Five children living in abject squalor were only discovered by police when one of the boys was found wandering the streets alone.
The youngsters were living in a house littered with dog mess, soiled nappies and crawling with flies, a court was told.
Two PCSOs saw a three-year-old toddler wandering the streets alone and took him home, reports Wales Online.
When they arrived at the address the experience officers were sickened by what they saw.
It later emerged a number of the youngsters had been regularly going to school in an unkempt, dirty, and hungry state – with teachers giving them clothes from their own children to wear.
Swansea Crown Court heard the five children have since been taken off their mother.
Robin Rouch, prosecuting, said prior to the police becoming involved last year, social services had been working closely with the mother to try support her.
He said there had been times when the defendant had engaged with the help on offer, and conditions for the children improved.
However, after a short while they would then “deteriorate” again.
Mr Rouch said matters came to a head when two PCSOs on patrol saw a toddler out on the street alone, and took the child home.
He said the officers were struck by the conditions they found in the property, with dog mess on the floors and beds, and soiled nappies left laying around.
The prosecutor said the house was full of flies, and there was a strong smell in the air.
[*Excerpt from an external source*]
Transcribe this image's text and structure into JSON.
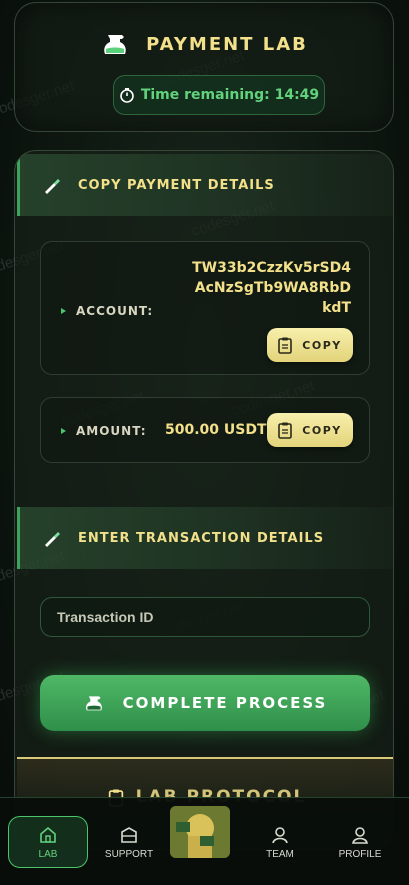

The court heard it then emerged a number of the youngsters in the family had regularly been turning up for school in a hungry and unwashed state, with head lice , and wearing ill-fitting clothes.
On a number of occasions teachers gave them hand-me-down clothes from their own children to wear, such was the state they were in.
The woman, who comes from the Swansea area but who cannot be named to protect the identity of the children, pleaded guilty to child cruelty.
Mr Rouch said the five children have since been taken off the woman and placed in care, and are now said to be “doing well” in a their new home environments.
Carina Hughes, for the defendant, said the woman had been struggling to cope as a single mother with mental health issues, and that on occasions “matters got on top of her”.
She said: “Deep down she is a mother who loves her children dearly.”
Judge Peter Heywood described the conditions in the house as “squalid” and not been fit for human habitation, never mind being a suitable environment for young children.
He said the woman “richly deserved” immediate custody, but he was mindful that if he did send her straight to prison she would lose the managed contact she currently has with her children.
Giving the defendant a one-third discount for her guilty plea, he sentenced her to 14 months in prison suspended for 24 months. She will also have to complete a rehabilitation course and work with the Women’s Pathfinder initiative.